The reduction, the first since rates were increased during
California's power crisis, are a result of the power company
recovering about $3.6 billion in rates.
For residential customers, rates will drop by about 8%, for
businesses, anywhere from 13% to 19%.
"I think it is great, however we can save money during these
times," Huntington Beach resident Evan Wride said.
While rate reductions should benefit all Southern California
Edison customers, it will effect large-scale electricity users the
"Those hardest hit receive the greatest relief," said Gil
Alexander, a spokesman for Edison. "Everyone will benefit
commensurate to what they paid."
Residents and business owners who managed to keep consumption to a
minimum by following the recommendations of the state power
commission will likely see no change in their bills. There will be no
decrease for these customers because their rates did not increase
during the power crisis.
News of rate reductions has come as a welcome surprise to many,
especially those whose businesses depend on it.
Mark Bhataravidhya, technical coordinator for Cyberimage
International, a local Web site design and development company, said
it should give business a boost.
"That is a surprise. I thought we were at a shortage,"
Bhataravidhya said. "It should be very helpful."
It may be a bit more a mixed bag for the city of Huntington Beach.
While its electricity costs will go down like everyone else's, there

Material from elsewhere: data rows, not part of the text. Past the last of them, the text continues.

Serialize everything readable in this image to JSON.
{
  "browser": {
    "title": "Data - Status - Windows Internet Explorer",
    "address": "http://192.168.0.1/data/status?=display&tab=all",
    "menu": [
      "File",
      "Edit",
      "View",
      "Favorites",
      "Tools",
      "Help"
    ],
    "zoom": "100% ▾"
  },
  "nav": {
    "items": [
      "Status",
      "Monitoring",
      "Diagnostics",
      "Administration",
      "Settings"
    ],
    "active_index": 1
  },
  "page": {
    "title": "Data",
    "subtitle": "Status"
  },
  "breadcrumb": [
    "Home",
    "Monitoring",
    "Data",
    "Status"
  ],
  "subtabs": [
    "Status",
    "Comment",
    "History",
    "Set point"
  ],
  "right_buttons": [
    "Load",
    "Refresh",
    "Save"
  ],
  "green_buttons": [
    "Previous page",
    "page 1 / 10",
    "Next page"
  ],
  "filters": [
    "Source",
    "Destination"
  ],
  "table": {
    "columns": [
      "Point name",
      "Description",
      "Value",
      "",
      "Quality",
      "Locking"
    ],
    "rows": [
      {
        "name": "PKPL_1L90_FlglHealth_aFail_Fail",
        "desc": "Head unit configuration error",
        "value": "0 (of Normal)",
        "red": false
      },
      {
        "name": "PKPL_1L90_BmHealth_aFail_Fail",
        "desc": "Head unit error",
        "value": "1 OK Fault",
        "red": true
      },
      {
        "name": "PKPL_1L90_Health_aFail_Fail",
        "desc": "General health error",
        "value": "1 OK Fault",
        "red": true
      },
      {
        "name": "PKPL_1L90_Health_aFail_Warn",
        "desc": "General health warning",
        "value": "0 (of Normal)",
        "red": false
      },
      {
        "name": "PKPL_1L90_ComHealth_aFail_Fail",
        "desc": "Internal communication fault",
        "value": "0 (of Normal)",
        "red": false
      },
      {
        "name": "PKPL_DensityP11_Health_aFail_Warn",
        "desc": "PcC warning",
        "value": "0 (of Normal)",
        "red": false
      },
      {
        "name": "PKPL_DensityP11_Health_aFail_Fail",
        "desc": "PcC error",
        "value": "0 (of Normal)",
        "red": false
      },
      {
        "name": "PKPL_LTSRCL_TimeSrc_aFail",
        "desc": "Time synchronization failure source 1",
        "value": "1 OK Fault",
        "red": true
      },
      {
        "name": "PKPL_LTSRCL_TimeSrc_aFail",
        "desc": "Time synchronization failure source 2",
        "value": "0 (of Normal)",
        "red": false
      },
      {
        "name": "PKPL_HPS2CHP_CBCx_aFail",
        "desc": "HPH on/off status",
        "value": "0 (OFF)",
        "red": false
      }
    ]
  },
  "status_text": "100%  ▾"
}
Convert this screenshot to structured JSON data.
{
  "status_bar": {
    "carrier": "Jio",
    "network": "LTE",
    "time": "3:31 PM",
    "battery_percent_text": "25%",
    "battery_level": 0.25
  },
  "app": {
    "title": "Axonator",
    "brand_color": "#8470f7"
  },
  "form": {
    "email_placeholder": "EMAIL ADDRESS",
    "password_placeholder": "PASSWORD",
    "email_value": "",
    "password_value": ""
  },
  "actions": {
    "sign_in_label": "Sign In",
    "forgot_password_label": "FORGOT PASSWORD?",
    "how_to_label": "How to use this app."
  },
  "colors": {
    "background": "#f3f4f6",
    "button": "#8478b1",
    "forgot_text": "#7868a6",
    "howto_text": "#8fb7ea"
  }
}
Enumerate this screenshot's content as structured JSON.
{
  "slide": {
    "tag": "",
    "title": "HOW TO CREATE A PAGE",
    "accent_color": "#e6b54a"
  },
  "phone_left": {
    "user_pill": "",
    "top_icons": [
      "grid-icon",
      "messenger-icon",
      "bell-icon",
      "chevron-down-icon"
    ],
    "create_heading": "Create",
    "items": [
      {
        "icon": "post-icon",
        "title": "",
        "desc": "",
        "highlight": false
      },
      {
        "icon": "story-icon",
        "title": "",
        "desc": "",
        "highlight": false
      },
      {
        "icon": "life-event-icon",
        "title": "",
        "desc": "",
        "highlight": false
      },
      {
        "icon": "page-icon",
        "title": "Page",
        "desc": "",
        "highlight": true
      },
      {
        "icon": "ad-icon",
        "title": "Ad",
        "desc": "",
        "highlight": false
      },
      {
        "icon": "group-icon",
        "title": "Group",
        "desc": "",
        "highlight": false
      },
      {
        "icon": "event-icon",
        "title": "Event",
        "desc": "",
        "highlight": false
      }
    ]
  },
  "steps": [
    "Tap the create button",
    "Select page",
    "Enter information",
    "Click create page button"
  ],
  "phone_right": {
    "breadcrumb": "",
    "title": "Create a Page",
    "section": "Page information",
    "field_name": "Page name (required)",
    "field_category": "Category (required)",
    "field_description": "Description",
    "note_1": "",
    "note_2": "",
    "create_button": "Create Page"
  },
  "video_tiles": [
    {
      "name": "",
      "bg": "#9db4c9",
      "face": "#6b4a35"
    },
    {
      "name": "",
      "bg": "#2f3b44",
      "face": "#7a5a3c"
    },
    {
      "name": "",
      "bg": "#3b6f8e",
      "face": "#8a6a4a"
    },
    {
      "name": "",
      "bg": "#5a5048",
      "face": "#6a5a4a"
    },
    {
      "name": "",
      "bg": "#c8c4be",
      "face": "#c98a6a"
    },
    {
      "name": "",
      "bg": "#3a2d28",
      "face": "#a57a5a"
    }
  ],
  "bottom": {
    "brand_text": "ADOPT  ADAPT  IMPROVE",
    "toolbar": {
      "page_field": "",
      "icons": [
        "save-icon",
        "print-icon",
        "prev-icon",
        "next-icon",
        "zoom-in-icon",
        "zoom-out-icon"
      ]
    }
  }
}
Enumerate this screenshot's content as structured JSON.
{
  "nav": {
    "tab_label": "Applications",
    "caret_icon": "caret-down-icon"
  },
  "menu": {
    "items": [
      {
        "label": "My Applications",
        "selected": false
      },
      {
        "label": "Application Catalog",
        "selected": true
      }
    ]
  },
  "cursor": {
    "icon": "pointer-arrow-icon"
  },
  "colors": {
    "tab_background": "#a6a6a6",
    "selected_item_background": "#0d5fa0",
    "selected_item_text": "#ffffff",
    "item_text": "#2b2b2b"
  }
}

will also be a loss of utility tax revenue from Edison, City
Administrator Ray Silver said.
"Obviously, it's a good thing because costs are less. The question
is, is the loss of utility tax greater," Silver said. "We're still

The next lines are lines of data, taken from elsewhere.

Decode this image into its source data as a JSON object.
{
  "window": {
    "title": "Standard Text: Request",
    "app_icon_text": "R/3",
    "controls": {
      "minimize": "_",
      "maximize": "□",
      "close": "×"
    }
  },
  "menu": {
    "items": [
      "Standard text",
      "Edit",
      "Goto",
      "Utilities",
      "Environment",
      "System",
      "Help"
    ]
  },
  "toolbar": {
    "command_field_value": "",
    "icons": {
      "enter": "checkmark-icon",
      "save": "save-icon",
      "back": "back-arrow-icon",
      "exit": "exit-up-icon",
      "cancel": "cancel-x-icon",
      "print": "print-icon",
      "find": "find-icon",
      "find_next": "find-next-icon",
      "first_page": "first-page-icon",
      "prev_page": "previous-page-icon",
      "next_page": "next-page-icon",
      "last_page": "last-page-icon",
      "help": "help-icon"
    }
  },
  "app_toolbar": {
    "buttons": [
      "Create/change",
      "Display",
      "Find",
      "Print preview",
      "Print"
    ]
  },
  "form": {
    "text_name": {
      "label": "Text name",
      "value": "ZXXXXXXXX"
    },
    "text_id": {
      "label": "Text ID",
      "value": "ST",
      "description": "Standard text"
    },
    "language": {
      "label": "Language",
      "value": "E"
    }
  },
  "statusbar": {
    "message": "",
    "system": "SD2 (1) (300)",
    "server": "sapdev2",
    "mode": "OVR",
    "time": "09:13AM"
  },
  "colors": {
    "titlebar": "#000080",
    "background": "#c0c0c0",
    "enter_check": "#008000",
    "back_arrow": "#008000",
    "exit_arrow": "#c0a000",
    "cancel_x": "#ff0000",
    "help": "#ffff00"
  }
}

trying to understand how it affects what we pay."
Shipley Nature Center opens gates to public
The Shipley Nature Center will open to the public Sunday for the
first time since the city yanked funding from the center in September
"It's the start of getting it open for people to do anything they
want," said Stephanie Pacheco, president of the Friends of the
Shipley Nature Center, the volunteer group that is struggling to